I don’t know, so I’ll leave it to everyone else to figure out. Read the rest of this entry ?


Inspiring End of Publishing

March 16, 2010



Marketing the Muse: The Query Letter

February 3, 2009

Author/editor Marla Miller returns to the San Diego conference with her popular query letter troubleshooting workshop, “Pitch it to Me: Let’s Fix Your Book Pitch.” To give you a taste, see her in action in the above video we shot at last year’s event in Irvine.



KYSL SD23: Maralys Wills

January 30, 2009

Know Your Session Leaders ….

Marlys Wills has something like a dozen titles to her name, including Scatterpath, A Circus Without Elephants, Clown in the Trunk, Higher Than Eagles: The Tragedy and Triumph of an American Family, and Damn the Rejections: Full Speed Ahead.

Additionally, Ms. Wills has over two decades’ experience teaching students about writing, and even received a Teacher of the Year award in 2000. She has presented many seminars, including a gaggle of colleges and universities around southern California, and has served as president of the Orange County Chapter of Romance Writers of America.

She will be presenting for us two workshops, “Masculizing Your Book for the Male Market” and “Tweaking: Making the Difference Between Good and Published“.



Diary of a Debut Author video

May 19, 2008
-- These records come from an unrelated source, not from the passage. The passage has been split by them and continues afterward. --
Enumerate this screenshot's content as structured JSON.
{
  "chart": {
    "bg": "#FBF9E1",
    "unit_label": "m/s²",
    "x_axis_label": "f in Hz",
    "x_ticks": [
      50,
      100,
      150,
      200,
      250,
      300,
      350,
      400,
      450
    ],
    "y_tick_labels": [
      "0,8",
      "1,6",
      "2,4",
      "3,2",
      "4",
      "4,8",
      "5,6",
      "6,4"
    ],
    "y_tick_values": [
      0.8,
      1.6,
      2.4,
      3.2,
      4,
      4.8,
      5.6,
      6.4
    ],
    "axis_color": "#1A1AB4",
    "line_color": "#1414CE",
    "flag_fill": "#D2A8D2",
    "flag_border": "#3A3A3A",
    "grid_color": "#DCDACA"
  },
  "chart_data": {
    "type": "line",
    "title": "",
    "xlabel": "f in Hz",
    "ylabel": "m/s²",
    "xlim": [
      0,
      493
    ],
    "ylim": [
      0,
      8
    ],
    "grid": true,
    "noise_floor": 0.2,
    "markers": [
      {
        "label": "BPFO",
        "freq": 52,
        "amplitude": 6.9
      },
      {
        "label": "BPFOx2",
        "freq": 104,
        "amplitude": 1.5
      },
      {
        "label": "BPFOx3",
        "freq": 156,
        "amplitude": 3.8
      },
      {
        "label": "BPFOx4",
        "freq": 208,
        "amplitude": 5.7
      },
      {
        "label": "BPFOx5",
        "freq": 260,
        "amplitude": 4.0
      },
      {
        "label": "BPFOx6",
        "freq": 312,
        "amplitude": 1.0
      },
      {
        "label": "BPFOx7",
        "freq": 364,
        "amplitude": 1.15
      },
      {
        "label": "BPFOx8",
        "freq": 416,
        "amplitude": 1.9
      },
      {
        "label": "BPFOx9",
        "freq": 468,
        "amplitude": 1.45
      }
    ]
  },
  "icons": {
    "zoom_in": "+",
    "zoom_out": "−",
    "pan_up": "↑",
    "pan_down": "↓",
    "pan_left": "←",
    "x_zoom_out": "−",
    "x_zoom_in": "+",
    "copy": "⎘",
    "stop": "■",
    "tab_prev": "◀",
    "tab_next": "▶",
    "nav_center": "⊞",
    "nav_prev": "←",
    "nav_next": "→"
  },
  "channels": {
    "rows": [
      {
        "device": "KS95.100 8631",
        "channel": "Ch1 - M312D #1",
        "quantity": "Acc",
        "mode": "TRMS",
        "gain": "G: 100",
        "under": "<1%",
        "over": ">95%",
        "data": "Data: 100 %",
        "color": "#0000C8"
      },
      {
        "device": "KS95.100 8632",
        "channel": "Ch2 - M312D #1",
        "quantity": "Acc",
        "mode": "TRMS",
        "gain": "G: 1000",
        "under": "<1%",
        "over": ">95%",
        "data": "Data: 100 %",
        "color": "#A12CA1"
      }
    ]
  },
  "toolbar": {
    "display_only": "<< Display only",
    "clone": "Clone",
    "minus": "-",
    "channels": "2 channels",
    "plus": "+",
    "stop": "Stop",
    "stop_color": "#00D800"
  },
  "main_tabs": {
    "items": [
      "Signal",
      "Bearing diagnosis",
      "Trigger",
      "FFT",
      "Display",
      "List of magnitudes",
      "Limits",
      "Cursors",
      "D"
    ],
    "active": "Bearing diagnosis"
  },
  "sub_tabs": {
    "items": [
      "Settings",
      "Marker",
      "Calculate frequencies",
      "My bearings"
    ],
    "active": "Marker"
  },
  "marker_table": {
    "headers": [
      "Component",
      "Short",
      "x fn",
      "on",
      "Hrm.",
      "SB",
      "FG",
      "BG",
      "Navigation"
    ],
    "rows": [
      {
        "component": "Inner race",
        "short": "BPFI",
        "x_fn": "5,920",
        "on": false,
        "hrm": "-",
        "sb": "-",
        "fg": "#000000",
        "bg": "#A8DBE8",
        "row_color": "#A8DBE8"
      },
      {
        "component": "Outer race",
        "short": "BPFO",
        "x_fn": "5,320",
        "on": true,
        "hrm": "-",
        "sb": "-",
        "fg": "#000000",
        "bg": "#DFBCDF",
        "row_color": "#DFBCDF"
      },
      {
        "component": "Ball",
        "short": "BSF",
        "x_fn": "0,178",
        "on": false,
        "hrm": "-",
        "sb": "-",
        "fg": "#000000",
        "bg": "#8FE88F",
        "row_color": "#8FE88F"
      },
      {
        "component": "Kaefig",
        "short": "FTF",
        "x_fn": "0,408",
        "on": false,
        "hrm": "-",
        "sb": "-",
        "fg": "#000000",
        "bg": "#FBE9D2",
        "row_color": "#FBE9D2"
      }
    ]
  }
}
There’s nothing like getting your first book published — except maybe getting your second, third and fourth book published. ‘Tween author Jessica Burkhart’s debut novel, Take the Reins, isn’t out from Aladdin ’til January ’09. But prolific blogger she is, and quite generous with sharing her writer’s journey, this little video she posted should serve to remind every emerging author that there’s nothing quite like the sweet smell of validation (except maybe The Call from your agent).



Aggregating the author… Book Launch 2.0

May 19, 2008

Author Dennis Cass’ debut title, Head Case: How I Almost Lost My Mind Trying to Understand My Brain, came out hardcover from HarperCollins February of last year. The paperback release was March of ’08. In this amusing viral vid he did, lies a lesson for us all…



Aggregating the author… and The Google

May 8, 2008

At the end of the day, the reality every new author faces — even established mid-list and best-selling authors — is self-promotion. Getting the word out about their book. Branding their name. Driving eyeballs to a website that ultimately motivates readers to buy their product… it’s tough, hard work. Time consuming and rife with such brain damage as to mandate major pharmaceuticals, the bottom line is that, at least for most writers, shameless self-promotion is a creepily uncomfortable task.

But unfortunately, punching a hole through the cacophony of digital distraction that is today’s transmedia marketing world in effort to glean attention for one book, among the nearly 100,000 titles published each year in the U.S., is pretty much what every author seeking some calculable measure of success must do. And since author marketing strategies is something I want to address more substantively on this blog, I thought the below piece by SCWC*LA6’s Andrew Peterson (First to Kill) might make for a good kick-off:

Read the rest of this entry ?


Marketing the Muse with Marla Miller

February 19, 2008

Longtime SCWC staffer, author & editor extraordinaire Marla Miller once again floored the crowd with her workshop on honing an author’s “book pitch” for market. For those who want to know a whole lot more, visit Marla’s site,, where she addresses the myriad aspects of writing for publication.



Author-produced Webisodes for novel launch

December 31, 2007

The Ticker GameWith her gripping new thriller, The Ticker Game, in bookstores January 8th, author (and just added SD22 Sunday morning speaker) Susan Arnout Smith devised a series of “webisodes” introducing its characters five years before the start of the novel. Pretty clever author-marketing, I’d say. There’s 11 so far. Watch them all at and see what you think.